* Notify employees of the presence and location of ACM via labels or signs.
* Provide an asbestos awareness training course for employees who perform housekeeping operations in areas that contain ACM.
* Implement specific regulatory requirements for care of asbestos-containing flooring material, if applicable.
Leigh Ann said she was shocked to learn of this.
“I swept up when the wall fell in the back of the old courthouse,” she said. “When the water leaked through the roof, we cleaned it up. We dusted all the time and had no idea this was in the courthouse. There were no signs or labels showing us where asbestos was present, we had no training on asbestos awareness … nothing. Looks like they could have at least given us some kind of protective gear to wear while we were cleaning. This shows how much they care about their workers.”
Her mother, Bertha, echoed the same thoughts.
“We’ve swept up a lot of this stuff and probably breathed a lot of this material into our lungs,” she said. “They should have told us and given us some kind of protective mask or something like that.”
Callaham said he had read the report and that is was hard to understand. Plus, he said it gave no indication of where the asbestos was located.

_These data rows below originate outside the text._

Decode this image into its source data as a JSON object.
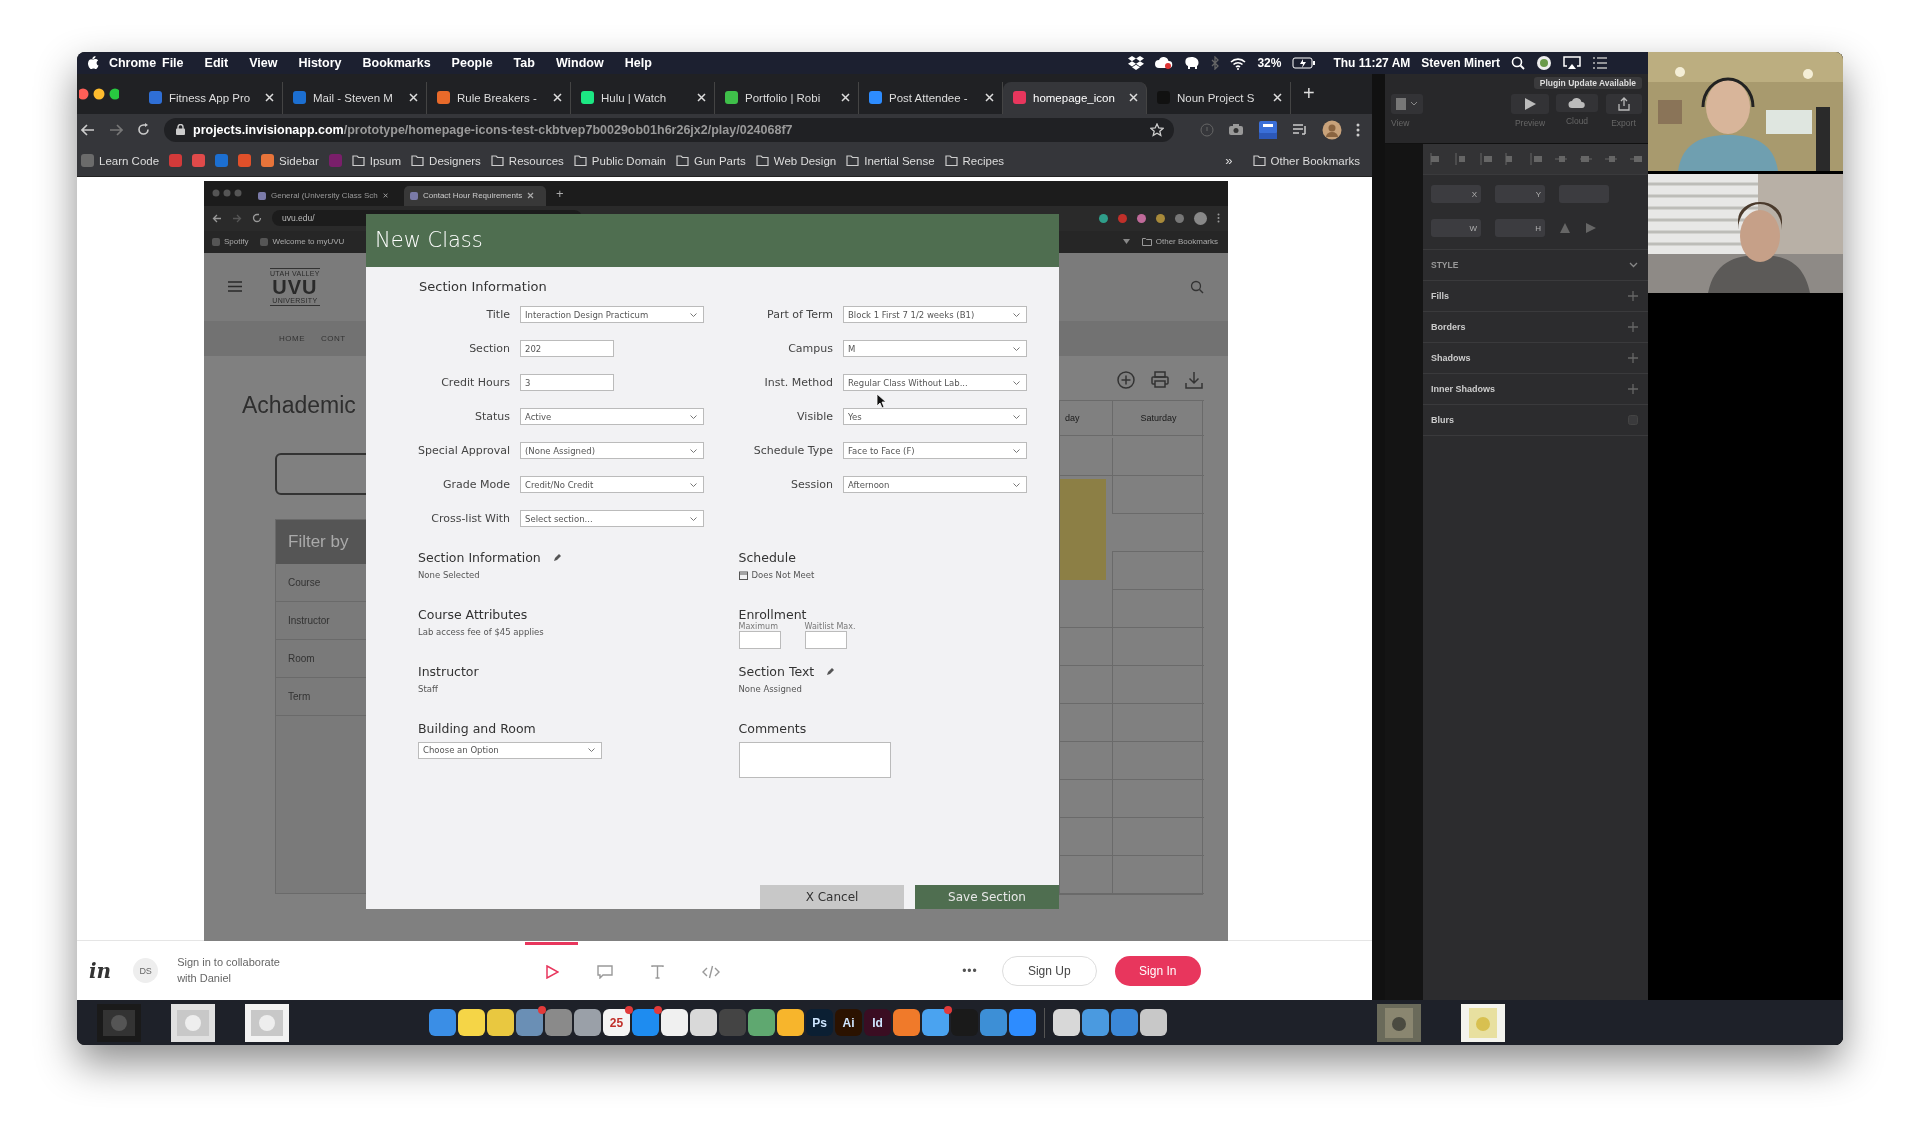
{
  "menu_bar": {
    "app": "Chrome",
    "menus": [
      "File",
      "Edit",
      "View",
      "History",
      "Bookmarks",
      "People",
      "Tab",
      "Window",
      "Help"
    ],
    "battery": "32%",
    "clock": "Thu 11:27 AM",
    "user": "Steven Minert"
  },
  "browser": {
    "tabs": [
      {
        "title": "Fitness App Pro",
        "selected": false,
        "color": "#2f6fd6"
      },
      {
        "title": "Mail - Steven M",
        "selected": false,
        "color": "#1c6fd1"
      },
      {
        "title": "Rule Breakers -",
        "selected": false,
        "color": "#e86a2a"
      },
      {
        "title": "Hulu | Watch",
        "selected": false,
        "color": "#1ce783"
      },
      {
        "title": "Portfolio | Robi",
        "selected": false,
        "color": "#3fbf4a"
      },
      {
        "title": "Post Attendee -",
        "selected": false,
        "color": "#2d8cff"
      },
      {
        "title": "homepage_icon",
        "selected": true,
        "color": "#e8365d"
      },
      {
        "title": "Noun Project S",
        "selected": false,
        "color": "#111111"
      }
    ],
    "new_tab": "+",
    "address": {
      "domain": "projects.invisionapp.com",
      "path": "/prototype/homepage-icons-test-ckbtvep7b0029ob01h6r26jx2/play/024068f7"
    },
    "bookmarks": [
      {
        "kind": "site",
        "label": "Learn Code",
        "color": "#6b6b6b"
      },
      {
        "kind": "site",
        "color": "#d23a3a"
      },
      {
        "kind": "site",
        "color": "#e04a4a"
      },
      {
        "kind": "site",
        "color": "#1c6fd1"
      },
      {
        "kind": "site",
        "color": "#e0502a"
      },
      {
        "kind": "site",
        "label": "Sidebar",
        "color": "#e8743a"
      },
      {
        "kind": "site",
        "color": "#7a1f6b"
      },
      {
        "kind": "folder",
        "label": "Ipsum"
      },
      {
        "kind": "folder",
        "label": "Designers"
      },
      {
        "kind": "folder",
        "label": "Resources"
      },
      {
        "kind": "folder",
        "label": "Public Domain"
      },
      {
        "kind": "folder",
        "label": "Gun Parts"
      },
      {
        "kind": "folder",
        "label": "Web Design"
      },
      {
        "kind": "folder",
        "label": "Inertial Sense"
      },
      {
        "kind": "folder",
        "label": "Recipes"
      }
    ],
    "overflow": "»",
    "other_bookmarks": "Other Bookmarks"
  },
  "prototype": {
    "inner_browser": {
      "tabs": [
        {
          "title": "General (University Class Sch",
          "selected": false
        },
        {
          "title": "Contact Hour Requirements",
          "selected": true
        }
      ],
      "new_tab": "+",
      "address": "uvu.edu/",
      "bookmarks": [
        "Spotify",
        "Welcome to myUVU"
      ],
      "other_bookmarks": "Other Bookmarks"
    },
    "site": {
      "logo": "UVU",
      "logo_top": "UTAH VALLEY",
      "logo_bottom": "UNIVERSITY",
      "nav": [
        "HOME",
        "CONT"
      ],
      "heading": "Achademic",
      "filter": {
        "title": "Filter by",
        "items": [
          "Course",
          "Instructor",
          "Room",
          "Term"
        ]
      },
      "calendar": {
        "columns": [
          "day",
          "Saturday"
        ]
      }
    },
    "modal": {
      "title": "New Class",
      "section_title": "Section Information",
      "fields_left": [
        {
          "label": "Title",
          "kind": "select",
          "value": "Interaction Design Practicum"
        },
        {
          "label": "Section",
          "kind": "text",
          "value": "202"
        },
        {
          "label": "Credit Hours",
          "kind": "text",
          "value": "3"
        },
        {
          "label": "Status",
          "kind": "select",
          "value": "Active"
        },
        {
          "label": "Special Approval",
          "kind": "select",
          "value": "(None Assigned)"
        },
        {
          "label": "Grade Mode",
          "kind": "select",
          "value": "Credit/No Credit"
        },
        {
          "label": "Cross-list With",
          "kind": "select",
          "value": "Select section..."
        }
      ],
      "fields_right": [
        {
          "label": "Part of Term",
          "kind": "select",
          "value": "Block 1 First 7 1/2 weeks (B1)"
        },
        {
          "label": "Campus",
          "kind": "select",
          "value": "M"
        },
        {
          "label": "Inst. Method",
          "kind": "select",
          "value": "Regular Class Without Lab..."
        },
        {
          "label": "Visible",
          "kind": "select",
          "value": "Yes"
        },
        {
          "label": "Schedule Type",
          "kind": "select",
          "value": "Face to Face (F)"
        },
        {
          "label": "Session",
          "kind": "select",
          "value": "Afternoon"
        }
      ],
      "sections_left": [
        {
          "title": "Section Information",
          "kind": "editable",
          "text": "None Selected"
        },
        {
          "title": "Course Attributes",
          "kind": "plain",
          "text": "Lab access fee of $45 applies"
        },
        {
          "title": "Instructor",
          "kind": "plain",
          "text": "Staff"
        },
        {
          "title": "Building and Room",
          "kind": "select",
          "text": "Choose an Option"
        }
      ],
      "sections_right": [
        {
          "title": "Schedule",
          "kind": "calendar",
          "text": "Does Not Meet"
        },
        {
          "title": "Enrollment",
          "kind": "inputs",
          "inputs": [
            "Maximum",
            "Waitlist Max."
          ]
        },
        {
          "title": "Section Text",
          "kind": "editable",
          "text": "None Assigned"
        },
        {
          "title": "Comments",
          "kind": "textarea"
        }
      ],
      "cancel": "X Cancel",
      "save": "Save Section"
    }
  },
  "invision_bar": {
    "logo": "in",
    "avatar": "DS",
    "message": "Sign in to collaborate with Daniel",
    "modes": [
      {
        "kind": "play",
        "selected": true
      },
      {
        "kind": "comment",
        "selected": false
      },
      {
        "kind": "text",
        "selected": false
      },
      {
        "kind": "code",
        "selected": false
      }
    ],
    "more": "•••",
    "sign_up": "Sign Up",
    "sign_in": "Sign In"
  },
  "sketch": {
    "notice": "Plugin Update Available",
    "toolbar": [
      {
        "kind": "view",
        "label": "View"
      },
      {
        "kind": "preview",
        "label": "Preview"
      },
      {
        "kind": "cloud",
        "label": "Cloud"
      },
      {
        "kind": "export",
        "label": "Export"
      }
    ],
    "fields": [
      "X",
      "Y",
      "W",
      "H"
    ],
    "style_title": "STYLE",
    "sections": [
      {
        "label": "Fills",
        "kind": "add"
      },
      {
        "label": "Borders",
        "kind": "add"
      },
      {
        "label": "Shadows",
        "kind": "add"
      },
      {
        "label": "Inner Shadows",
        "kind": "add"
      },
      {
        "label": "Blurs",
        "kind": "toggle"
      }
    ]
  },
  "dock": {
    "items": [
      {
        "color": "#3a8ee6",
        "badge": false
      },
      {
        "color": "#f5d547",
        "badge": false
      },
      {
        "color": "#e9c840",
        "badge": false
      },
      {
        "color": "#6a8fb5",
        "badge": true
      },
      {
        "color": "#8a8a8a",
        "badge": false
      },
      {
        "color": "#9aa0a8",
        "badge": false
      },
      {
        "color": "#f4f4f4",
        "label": "25",
        "badge": true
      },
      {
        "color": "#1e8cf0",
        "badge": true
      },
      {
        "color": "#f0f0f0",
        "badge": false
      },
      {
        "color": "#d9d9d9",
        "badge": false
      },
      {
        "color": "#444444",
        "badge": false
      },
      {
        "color": "#5fa870",
        "badge": false
      },
      {
        "color": "#f7b52c",
        "badge": false
      },
      {
        "color": "#0b1f33",
        "label": "Ps",
        "badge": false
      },
      {
        "color": "#2b1200",
        "label": "Ai",
        "badge": false
      },
      {
        "color": "#3a0d22",
        "label": "Id",
        "badge": false
      },
      {
        "color": "#f07a2a",
        "badge": false
      },
      {
        "color": "#4aa3f0",
        "badge": true
      },
      {
        "color": "#1a1a1a",
        "badge": false
      },
      {
        "color": "#3d8fd6",
        "badge": false
      },
      {
        "color": "#2d8cff",
        "badge": false
      },
      {
        "color": "#d8d8d8",
        "badge": false
      },
      {
        "color": "#4a9ae0",
        "badge": false
      },
      {
        "color": "#3b88d8",
        "badge": false
      },
      {
        "color": "#c8c8c8",
        "badge": false
      }
    ]
  }
}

“I remember reading about lead paint on the doors, but as far as asbestos, it was never clear where it was located,” Callaham said. “Plus, we were told that as long as this material wasn’t disturbed, it was safe to work around it.”

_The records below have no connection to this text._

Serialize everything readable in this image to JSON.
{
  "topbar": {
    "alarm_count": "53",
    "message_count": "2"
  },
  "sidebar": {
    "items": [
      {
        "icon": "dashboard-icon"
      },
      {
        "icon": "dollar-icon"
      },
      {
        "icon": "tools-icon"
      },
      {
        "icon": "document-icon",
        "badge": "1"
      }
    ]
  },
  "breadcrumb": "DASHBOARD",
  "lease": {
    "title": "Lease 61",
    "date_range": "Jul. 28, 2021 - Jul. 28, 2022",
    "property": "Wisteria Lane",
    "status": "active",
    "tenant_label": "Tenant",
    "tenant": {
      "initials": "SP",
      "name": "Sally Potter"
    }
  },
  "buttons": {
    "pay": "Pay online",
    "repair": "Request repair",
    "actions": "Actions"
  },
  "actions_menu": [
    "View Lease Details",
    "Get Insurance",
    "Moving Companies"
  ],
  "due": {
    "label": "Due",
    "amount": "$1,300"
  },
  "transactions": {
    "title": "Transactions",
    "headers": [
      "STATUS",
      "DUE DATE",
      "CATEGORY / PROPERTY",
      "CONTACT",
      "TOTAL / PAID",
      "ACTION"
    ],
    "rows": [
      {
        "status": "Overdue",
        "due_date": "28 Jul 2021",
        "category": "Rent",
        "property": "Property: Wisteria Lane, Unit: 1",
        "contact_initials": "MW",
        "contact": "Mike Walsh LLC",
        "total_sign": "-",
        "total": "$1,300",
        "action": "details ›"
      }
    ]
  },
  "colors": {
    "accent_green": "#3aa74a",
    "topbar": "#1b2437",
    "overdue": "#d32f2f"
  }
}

If that is the case — if Martin County decided to leave the asbestos-containing material identified in this report in place — the county was required to prepare an Asbestos Operations and Maintenance Program with the above-mentioned guidelines clearly spelled out and followed.
This, too, was not done.
The report also recommended the county file a Notification of Asbestos Abatement/Demolition/Renovation activities form with the Kentucky Environmental Protection Agency’s Hazard Office (Division of Air Quality) prior to removing asbestos containing material. This means that once this was located and identified, it was believed it would be safely removed and discarded.
That was not done at the courthouse. However, Callaham said the report also included buildings that were to be demolished to make room for the new government center. The county, Callaham said, followed guidelines and hired a contractor to remove the asbestos from those buildings.
“As I said, if it’s not disturbed, it’s okay,” Callaham continued. “Since these buildings were demolished, we had to hire a contractor to remove it. From what I remember, it was pretty expensive.”
Callaham said he was aware that “no work, such as sanding or cutting in areas containing asbestos could be done,” according to the report.
At this time, the county is in discussions of either leasing or giving the old courthouse to a group called “Rural Recovery Inc.,” who want to use the facility for a drug treatment, counseling and testing center.
Callaham, who said it would take fiscal court approval to allow this group or any group to use the building, said as long as the group did not renovate the building in a manner that disturbed asbestos-containing material, it would be okay.
“Now if they go in there and start partitioning off walls and cutting and sanding, that’s different,” he said. “If they do that, they’re going to have to go through the process of having this removed, and as I said, that’s expensive.”
Callaham also noted the possibility of the old courthouse being used for family court.
“From what I understand, the AOC (Kentucky Administrative Office of Courts) is still considering the possibility of using the old courthouse for family court,” he said. “I could get a call today or tomorrow saying they want to do this, so that’s something else we have to consider.”
Callaham noted that a study by the AOC to use the old courthouse came with a $3.2 million price tag for the state to renovate the building.
“I assume that price covers the cost of removing asbestos,” Callaham said.
Gina Patrick, a board member with Rural Recovery Inc., said she hopes her agency can get the old courthouse for use against the drug epidemic. As far as the building containing asbestos, Patrick said she believed as long as this material is not disturbed, they should be able to use it in a safe manner.
(Used and reprinted by permission from the Mountain Citizen, Inez, Ky.)